Task input:
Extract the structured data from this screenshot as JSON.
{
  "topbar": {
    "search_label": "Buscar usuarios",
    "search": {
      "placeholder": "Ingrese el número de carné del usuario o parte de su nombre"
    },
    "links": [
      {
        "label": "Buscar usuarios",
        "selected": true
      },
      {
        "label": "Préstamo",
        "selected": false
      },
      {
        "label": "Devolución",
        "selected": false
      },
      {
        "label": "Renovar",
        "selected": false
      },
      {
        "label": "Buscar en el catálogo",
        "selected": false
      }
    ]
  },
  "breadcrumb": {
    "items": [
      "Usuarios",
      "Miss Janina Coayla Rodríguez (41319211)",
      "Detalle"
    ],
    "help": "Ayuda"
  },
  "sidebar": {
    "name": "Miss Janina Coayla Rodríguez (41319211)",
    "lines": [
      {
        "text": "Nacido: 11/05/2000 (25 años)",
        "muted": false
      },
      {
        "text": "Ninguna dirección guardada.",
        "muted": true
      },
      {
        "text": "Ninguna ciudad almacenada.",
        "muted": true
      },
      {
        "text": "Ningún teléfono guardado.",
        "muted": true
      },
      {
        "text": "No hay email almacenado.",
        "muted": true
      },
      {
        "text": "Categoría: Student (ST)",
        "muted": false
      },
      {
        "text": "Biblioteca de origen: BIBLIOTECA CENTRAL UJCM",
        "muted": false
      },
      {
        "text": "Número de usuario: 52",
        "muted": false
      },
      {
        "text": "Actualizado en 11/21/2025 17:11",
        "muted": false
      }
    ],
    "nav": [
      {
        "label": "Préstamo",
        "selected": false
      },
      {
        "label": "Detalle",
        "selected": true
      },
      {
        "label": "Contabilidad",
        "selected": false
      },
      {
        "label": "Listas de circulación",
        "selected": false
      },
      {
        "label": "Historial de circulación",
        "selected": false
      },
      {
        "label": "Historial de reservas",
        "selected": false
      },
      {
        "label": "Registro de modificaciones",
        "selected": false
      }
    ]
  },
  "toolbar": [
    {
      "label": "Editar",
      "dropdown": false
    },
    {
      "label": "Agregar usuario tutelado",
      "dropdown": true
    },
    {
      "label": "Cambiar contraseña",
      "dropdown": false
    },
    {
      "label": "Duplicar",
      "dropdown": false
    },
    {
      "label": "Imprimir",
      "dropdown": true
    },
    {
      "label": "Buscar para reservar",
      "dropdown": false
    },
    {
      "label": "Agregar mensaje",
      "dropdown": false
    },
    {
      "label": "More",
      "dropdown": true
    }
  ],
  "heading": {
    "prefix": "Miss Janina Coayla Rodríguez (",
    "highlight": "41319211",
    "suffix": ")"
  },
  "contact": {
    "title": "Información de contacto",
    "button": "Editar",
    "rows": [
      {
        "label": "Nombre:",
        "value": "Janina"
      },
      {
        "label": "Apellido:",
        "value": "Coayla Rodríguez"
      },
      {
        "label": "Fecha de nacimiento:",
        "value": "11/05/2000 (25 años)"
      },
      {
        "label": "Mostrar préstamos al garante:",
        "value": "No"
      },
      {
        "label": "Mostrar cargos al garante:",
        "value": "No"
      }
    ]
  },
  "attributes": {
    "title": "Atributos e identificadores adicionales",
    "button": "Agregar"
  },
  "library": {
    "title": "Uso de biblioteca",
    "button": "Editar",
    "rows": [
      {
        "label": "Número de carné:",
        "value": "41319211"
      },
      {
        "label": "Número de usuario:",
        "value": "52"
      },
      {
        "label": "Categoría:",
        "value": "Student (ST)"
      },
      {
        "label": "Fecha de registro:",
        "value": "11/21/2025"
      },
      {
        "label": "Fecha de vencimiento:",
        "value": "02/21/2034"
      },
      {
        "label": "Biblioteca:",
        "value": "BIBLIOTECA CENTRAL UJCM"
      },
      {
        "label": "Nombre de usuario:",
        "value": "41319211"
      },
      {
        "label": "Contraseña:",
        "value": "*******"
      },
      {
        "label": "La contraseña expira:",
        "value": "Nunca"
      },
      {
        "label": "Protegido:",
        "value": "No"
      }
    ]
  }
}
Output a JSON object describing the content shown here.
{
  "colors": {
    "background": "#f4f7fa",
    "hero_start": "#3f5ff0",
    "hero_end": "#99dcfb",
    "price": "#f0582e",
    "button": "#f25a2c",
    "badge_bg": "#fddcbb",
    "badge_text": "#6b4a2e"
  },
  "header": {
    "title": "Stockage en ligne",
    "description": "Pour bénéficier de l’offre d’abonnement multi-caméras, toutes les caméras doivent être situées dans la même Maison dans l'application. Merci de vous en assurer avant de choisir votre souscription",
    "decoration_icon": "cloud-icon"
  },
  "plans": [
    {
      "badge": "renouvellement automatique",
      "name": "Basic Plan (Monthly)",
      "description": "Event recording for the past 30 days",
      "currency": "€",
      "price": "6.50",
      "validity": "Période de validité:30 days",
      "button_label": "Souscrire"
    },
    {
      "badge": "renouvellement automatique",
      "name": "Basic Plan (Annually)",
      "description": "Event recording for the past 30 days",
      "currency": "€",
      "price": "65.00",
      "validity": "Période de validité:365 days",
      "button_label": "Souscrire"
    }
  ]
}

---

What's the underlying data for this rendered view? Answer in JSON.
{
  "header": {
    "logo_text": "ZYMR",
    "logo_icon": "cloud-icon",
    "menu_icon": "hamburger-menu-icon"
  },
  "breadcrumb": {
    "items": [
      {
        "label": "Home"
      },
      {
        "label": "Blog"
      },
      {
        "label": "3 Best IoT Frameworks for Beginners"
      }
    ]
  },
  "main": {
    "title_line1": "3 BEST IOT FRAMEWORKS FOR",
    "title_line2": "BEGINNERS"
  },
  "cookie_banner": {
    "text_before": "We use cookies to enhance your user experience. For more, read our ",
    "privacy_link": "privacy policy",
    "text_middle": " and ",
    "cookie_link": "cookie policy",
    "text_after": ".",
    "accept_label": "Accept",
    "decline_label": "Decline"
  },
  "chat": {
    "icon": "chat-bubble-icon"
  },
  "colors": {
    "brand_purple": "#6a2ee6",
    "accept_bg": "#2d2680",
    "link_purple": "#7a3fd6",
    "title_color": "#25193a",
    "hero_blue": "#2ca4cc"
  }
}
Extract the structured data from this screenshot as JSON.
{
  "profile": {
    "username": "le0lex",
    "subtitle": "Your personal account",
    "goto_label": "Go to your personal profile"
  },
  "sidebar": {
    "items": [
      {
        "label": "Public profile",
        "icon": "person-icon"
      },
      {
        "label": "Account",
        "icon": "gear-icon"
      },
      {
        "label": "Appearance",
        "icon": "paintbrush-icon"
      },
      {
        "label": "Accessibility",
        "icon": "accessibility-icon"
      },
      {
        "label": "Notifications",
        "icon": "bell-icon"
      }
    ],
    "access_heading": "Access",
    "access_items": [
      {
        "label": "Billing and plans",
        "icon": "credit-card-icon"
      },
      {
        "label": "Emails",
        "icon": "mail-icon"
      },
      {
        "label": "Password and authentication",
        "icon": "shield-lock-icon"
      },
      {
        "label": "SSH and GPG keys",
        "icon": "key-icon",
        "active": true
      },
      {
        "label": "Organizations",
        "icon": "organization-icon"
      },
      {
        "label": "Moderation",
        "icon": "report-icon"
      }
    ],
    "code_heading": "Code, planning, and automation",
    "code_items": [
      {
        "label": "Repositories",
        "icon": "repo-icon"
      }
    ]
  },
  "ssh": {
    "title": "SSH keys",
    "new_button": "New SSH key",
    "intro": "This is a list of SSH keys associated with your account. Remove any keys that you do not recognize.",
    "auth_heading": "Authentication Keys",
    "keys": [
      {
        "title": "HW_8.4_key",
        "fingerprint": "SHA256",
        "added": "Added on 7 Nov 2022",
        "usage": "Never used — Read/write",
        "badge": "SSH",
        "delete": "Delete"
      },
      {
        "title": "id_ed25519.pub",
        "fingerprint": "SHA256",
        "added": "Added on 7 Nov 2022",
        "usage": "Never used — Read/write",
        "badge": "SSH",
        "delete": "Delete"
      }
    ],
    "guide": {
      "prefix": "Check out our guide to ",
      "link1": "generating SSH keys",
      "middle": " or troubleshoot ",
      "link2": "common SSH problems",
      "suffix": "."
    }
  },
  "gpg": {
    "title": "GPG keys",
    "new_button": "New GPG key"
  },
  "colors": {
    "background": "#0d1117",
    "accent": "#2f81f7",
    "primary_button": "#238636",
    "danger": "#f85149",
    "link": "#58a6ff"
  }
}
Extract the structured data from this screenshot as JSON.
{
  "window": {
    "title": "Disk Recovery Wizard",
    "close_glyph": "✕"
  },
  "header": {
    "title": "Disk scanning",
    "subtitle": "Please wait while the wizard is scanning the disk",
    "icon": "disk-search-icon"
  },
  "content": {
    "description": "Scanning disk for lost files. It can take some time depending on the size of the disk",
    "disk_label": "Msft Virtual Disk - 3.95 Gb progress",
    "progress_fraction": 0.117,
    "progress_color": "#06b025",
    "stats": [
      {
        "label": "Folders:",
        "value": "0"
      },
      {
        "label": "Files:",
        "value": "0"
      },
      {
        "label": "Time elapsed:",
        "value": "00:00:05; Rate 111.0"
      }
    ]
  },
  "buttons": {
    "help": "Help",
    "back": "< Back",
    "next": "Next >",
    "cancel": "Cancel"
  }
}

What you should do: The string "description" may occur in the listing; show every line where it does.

Solved problem:
    "description": "Pour bénéficier de l’offre d’abonnement multi-caméras, toutes les caméras doivent être situées dans la même Maison dans l'application. Merci de vous en assurer avant de choisir votre souscription",
      "description": "Event recording for the past 30 days",
      "description": "Event recording for the past 30 days",
    "description": "Scanning disk for lost files. It can take some time depending on the size of the disk",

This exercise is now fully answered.